> Exercise goal: For every line in the records below that holds "Gold", make a copy.

> Data records:
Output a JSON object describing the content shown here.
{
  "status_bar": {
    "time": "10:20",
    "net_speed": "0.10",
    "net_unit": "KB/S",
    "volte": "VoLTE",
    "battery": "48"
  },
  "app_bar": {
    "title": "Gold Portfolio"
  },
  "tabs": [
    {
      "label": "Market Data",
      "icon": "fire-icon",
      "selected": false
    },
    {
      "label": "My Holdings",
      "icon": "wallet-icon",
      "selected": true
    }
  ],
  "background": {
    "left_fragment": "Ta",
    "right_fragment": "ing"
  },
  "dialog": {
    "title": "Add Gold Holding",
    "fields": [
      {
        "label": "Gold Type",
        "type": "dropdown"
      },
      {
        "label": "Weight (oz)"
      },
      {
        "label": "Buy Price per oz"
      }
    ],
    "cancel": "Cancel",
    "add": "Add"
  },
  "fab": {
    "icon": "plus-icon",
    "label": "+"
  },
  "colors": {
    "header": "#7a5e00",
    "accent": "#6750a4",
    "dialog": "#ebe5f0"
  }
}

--

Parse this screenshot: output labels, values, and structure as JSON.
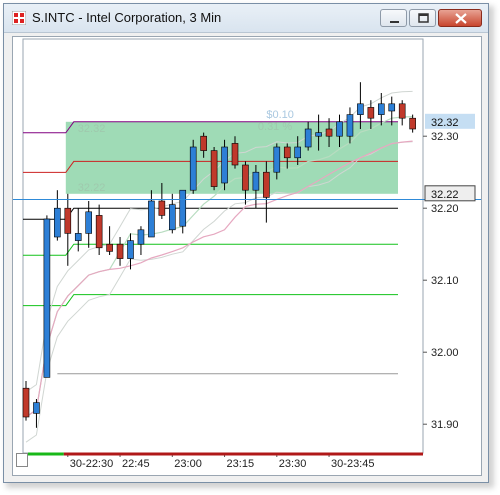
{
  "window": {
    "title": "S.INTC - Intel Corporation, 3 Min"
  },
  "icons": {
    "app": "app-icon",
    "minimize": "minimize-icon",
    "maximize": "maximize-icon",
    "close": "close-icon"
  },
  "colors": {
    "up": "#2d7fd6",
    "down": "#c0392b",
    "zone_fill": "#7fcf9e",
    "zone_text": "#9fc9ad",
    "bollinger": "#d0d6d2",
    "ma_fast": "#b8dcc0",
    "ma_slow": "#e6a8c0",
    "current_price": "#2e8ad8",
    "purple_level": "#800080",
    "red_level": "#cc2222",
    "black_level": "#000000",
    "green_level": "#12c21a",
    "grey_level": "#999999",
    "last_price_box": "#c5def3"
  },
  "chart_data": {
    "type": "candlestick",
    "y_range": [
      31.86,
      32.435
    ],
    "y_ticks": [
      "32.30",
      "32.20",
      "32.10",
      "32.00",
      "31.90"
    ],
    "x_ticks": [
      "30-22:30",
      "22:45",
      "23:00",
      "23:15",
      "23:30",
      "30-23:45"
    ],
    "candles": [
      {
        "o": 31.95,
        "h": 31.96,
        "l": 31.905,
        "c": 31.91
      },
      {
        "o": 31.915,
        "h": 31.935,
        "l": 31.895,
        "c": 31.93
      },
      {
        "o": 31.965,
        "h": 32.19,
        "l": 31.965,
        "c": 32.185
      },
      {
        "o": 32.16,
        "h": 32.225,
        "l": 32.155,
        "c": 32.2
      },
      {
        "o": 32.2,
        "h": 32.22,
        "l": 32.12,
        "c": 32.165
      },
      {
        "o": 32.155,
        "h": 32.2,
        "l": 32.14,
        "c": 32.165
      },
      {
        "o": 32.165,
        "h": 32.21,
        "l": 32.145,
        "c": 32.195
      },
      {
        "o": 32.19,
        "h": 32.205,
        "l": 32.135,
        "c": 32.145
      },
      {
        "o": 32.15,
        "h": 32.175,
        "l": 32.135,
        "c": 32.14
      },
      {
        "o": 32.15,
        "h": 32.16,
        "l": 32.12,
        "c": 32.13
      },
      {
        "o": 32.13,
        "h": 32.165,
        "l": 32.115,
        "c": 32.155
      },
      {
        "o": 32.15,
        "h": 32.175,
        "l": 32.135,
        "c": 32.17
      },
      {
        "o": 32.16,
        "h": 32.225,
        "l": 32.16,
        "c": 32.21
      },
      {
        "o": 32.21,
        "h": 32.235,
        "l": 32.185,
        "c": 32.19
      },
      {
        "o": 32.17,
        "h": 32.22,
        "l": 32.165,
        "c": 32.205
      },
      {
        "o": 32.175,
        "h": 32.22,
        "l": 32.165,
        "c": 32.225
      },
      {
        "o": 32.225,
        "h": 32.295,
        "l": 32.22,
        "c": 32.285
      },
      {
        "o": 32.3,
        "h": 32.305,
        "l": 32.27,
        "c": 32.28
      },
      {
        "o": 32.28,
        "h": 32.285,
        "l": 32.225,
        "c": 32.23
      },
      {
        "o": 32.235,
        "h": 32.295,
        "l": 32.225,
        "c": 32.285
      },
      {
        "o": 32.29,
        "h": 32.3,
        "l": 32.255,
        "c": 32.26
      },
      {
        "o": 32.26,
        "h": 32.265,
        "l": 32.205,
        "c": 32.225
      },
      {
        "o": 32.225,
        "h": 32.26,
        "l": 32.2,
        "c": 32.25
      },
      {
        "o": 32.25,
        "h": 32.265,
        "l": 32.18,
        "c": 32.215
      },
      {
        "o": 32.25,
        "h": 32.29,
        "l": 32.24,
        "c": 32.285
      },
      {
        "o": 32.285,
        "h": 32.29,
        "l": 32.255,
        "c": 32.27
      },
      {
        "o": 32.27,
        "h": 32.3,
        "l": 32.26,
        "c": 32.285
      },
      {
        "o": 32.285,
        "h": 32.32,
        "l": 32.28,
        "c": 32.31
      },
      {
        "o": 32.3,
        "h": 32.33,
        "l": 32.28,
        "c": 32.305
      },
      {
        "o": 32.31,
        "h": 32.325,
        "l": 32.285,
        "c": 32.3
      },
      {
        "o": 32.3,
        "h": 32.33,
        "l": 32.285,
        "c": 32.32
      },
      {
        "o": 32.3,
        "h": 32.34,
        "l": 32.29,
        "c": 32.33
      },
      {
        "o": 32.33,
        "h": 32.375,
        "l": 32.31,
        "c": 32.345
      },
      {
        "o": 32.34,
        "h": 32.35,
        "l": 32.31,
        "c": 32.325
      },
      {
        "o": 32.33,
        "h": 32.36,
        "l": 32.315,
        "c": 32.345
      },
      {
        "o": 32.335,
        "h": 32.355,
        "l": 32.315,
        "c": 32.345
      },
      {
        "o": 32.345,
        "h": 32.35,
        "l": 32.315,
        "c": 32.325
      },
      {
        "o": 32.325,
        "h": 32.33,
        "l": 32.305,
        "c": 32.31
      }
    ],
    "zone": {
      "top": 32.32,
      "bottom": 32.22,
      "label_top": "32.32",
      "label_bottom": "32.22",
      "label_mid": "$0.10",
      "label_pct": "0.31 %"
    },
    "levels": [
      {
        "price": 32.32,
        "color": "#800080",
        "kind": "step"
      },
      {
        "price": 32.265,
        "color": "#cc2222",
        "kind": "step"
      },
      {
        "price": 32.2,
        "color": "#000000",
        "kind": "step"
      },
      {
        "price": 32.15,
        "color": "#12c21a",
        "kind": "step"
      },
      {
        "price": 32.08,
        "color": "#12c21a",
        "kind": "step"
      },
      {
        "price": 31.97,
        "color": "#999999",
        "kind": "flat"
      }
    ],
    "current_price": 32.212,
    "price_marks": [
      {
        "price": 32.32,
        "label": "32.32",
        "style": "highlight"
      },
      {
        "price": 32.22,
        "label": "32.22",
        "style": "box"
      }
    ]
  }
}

> Solution for this task:
    "title": "Gold Portfolio"
    "title": "Add Gold Holding",
        "label": "Gold Type",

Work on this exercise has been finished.